Written by Michelle Linnane
I saw Bob Starky set this up when I was training with him in North Carolina last winter. We only ran
the youngs dogs that day, but I thought it would be great for the older dogs. We had a Shoreline
training session a few months later and I set it up for all the dogs. I am not sure if this is exactly how
Bob Starky did it, but this is what we did that day and I think the dogs got a great deal out of it.
When doing singles have all gun stand with a bird in their hand.
We had 4 guns in the field which you can see as they are marked in red. This photo was taken right from
the line. The furthest gun was 242 yards. Here is the should look Gun 2and Gun 3 are even they are off set
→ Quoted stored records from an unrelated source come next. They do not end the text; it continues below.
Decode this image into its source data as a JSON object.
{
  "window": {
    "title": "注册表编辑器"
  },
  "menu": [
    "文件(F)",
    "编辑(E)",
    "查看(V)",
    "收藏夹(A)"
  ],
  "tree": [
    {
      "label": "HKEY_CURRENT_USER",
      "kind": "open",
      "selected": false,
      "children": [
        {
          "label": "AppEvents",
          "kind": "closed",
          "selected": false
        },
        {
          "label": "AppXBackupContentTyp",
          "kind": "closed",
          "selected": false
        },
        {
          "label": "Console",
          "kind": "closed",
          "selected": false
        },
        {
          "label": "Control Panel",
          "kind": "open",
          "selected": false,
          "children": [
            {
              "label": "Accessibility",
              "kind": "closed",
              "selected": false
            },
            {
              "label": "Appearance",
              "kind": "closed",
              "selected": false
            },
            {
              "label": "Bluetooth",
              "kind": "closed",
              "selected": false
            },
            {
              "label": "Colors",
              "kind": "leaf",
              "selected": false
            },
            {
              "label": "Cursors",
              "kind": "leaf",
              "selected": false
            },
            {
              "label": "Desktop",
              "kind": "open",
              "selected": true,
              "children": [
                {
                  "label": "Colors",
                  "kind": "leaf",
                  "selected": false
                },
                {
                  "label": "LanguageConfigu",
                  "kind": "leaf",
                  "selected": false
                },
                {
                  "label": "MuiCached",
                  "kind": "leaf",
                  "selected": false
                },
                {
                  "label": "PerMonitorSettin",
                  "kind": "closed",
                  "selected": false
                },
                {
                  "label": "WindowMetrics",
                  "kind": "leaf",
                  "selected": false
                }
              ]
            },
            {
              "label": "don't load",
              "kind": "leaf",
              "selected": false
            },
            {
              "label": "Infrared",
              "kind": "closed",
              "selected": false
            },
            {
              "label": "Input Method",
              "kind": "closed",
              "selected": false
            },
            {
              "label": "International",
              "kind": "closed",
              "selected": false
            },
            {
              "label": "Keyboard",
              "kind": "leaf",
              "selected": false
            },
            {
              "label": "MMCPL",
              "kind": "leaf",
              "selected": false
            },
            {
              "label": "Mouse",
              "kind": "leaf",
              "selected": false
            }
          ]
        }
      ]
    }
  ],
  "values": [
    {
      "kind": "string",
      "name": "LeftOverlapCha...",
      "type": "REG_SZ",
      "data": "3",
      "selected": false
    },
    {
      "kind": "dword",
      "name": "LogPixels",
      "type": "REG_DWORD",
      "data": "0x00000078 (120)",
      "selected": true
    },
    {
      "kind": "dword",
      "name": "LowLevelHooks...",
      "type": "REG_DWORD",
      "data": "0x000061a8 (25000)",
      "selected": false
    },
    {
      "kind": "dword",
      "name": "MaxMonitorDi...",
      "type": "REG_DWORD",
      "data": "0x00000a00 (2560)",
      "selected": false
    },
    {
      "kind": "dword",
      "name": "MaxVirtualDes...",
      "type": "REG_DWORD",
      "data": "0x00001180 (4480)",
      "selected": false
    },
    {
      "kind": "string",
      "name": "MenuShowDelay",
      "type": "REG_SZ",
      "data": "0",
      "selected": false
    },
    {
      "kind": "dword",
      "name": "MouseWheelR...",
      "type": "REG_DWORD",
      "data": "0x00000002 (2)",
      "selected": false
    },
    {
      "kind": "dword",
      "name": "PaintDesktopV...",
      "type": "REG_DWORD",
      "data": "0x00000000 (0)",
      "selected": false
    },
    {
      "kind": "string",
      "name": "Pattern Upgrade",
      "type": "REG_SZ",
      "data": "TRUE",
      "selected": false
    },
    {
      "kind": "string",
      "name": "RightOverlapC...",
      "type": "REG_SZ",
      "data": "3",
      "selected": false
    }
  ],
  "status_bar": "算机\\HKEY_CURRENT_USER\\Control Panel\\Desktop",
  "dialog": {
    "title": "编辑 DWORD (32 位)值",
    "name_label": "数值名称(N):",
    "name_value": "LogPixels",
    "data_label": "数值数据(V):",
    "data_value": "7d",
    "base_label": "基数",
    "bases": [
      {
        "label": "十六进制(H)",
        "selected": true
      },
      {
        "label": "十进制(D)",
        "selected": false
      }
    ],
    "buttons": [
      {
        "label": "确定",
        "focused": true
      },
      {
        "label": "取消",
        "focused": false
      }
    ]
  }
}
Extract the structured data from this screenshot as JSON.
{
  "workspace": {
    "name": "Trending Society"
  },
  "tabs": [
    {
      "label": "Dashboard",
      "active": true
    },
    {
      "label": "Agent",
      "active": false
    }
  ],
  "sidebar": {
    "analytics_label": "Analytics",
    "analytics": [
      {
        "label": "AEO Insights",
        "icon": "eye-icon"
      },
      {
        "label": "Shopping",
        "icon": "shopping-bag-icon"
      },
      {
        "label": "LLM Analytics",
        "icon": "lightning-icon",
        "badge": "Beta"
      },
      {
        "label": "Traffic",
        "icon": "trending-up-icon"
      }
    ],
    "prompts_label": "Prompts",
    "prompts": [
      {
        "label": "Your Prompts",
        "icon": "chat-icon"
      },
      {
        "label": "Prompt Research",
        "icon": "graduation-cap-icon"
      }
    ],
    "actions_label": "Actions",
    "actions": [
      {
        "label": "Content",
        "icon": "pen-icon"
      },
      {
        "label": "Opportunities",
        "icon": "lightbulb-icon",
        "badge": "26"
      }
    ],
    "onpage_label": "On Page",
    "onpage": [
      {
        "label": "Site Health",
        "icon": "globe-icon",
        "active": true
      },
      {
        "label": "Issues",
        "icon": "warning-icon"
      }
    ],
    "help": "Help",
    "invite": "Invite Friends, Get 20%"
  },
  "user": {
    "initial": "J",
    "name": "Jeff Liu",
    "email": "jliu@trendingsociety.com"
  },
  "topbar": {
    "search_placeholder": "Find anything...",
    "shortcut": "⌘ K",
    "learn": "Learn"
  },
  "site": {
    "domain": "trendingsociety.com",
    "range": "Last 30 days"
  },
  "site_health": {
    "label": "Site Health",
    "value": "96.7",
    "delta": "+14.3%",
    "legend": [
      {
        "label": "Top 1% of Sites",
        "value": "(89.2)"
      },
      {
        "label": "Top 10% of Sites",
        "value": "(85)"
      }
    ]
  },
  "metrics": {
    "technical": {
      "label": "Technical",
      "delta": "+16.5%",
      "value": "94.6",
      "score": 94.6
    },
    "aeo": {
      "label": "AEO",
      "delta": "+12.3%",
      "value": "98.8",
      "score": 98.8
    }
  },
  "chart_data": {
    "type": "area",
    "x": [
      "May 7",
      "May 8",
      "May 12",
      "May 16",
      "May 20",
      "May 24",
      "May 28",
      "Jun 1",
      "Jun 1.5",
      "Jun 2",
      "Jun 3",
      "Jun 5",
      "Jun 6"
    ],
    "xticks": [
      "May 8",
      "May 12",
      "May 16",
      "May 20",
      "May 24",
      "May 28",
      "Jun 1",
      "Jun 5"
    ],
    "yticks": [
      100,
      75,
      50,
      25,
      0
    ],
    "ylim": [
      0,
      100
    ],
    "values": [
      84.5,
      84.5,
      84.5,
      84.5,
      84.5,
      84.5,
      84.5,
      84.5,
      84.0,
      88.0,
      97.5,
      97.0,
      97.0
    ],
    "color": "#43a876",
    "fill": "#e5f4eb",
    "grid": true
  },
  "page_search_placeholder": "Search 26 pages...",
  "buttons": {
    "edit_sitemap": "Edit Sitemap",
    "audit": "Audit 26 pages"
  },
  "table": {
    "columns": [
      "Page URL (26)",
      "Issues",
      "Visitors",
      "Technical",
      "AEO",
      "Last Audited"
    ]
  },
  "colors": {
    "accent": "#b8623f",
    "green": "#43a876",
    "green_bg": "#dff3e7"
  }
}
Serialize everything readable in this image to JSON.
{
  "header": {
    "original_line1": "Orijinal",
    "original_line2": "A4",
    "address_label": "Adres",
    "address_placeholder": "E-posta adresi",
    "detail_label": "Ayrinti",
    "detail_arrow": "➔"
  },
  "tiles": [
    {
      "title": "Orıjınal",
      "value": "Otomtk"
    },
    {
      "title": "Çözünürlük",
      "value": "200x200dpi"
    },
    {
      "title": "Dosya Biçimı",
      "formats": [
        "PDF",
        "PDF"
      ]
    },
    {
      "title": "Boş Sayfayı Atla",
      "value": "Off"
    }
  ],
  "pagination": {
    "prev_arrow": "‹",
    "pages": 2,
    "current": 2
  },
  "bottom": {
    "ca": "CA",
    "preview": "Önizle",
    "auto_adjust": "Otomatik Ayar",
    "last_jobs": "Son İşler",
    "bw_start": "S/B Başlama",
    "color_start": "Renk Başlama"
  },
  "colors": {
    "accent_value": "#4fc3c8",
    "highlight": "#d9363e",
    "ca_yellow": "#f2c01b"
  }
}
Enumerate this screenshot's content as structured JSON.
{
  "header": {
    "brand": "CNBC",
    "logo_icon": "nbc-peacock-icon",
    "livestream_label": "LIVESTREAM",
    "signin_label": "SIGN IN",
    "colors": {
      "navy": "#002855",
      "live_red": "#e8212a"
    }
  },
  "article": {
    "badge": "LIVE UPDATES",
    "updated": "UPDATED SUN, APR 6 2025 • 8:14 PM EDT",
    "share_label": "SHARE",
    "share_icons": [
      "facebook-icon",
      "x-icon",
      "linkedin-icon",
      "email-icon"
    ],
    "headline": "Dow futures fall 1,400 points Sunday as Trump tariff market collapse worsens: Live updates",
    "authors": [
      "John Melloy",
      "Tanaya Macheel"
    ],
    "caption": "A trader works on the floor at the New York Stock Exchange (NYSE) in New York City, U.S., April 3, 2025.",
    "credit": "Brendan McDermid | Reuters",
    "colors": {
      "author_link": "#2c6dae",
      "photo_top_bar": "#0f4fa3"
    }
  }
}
of each other.
8 Gun 1 1
7 Gun 2 2
6 Gun 3 3
5 Gun 4 4
What we did was 8 singles from these four guns. So as you faced the test from the line
Gun 1 threw from left to right or to the number 1. Then Gun 2 threw from left to right or to the number 2.
Then Gun 3threw from left to right or to the number 3. Then Gun 4 threw from left to right or to the number 4.
Then we reversed it and started this time with Gun 4 and threw from right to left or to the number 5. Then we
threw Gun 3 from left to right or to the number 6. Then we threw Gun 2 from left to right or to the number 7.
Then we threw Gun 4 from left to right or to the number 8.
As you can see we had some terrain changes they had to go down a hill but still check up on the
short birds. The dogs did a little of eveything on this test. Sometimes they went to a short gun that had not
been thrown. Don't be surprised if you see a little of everything. Very few dogs did the marks correct even as singles.
If someone had trouble we had the person move up to simplify. It will not be uncommon if when you run the
mark at Gun 1 and they go to Gun 2. We either handled them or just made sure the gun was prepared to help.
It is a must to have radios on this drill, so you can talk to the gunners in the field.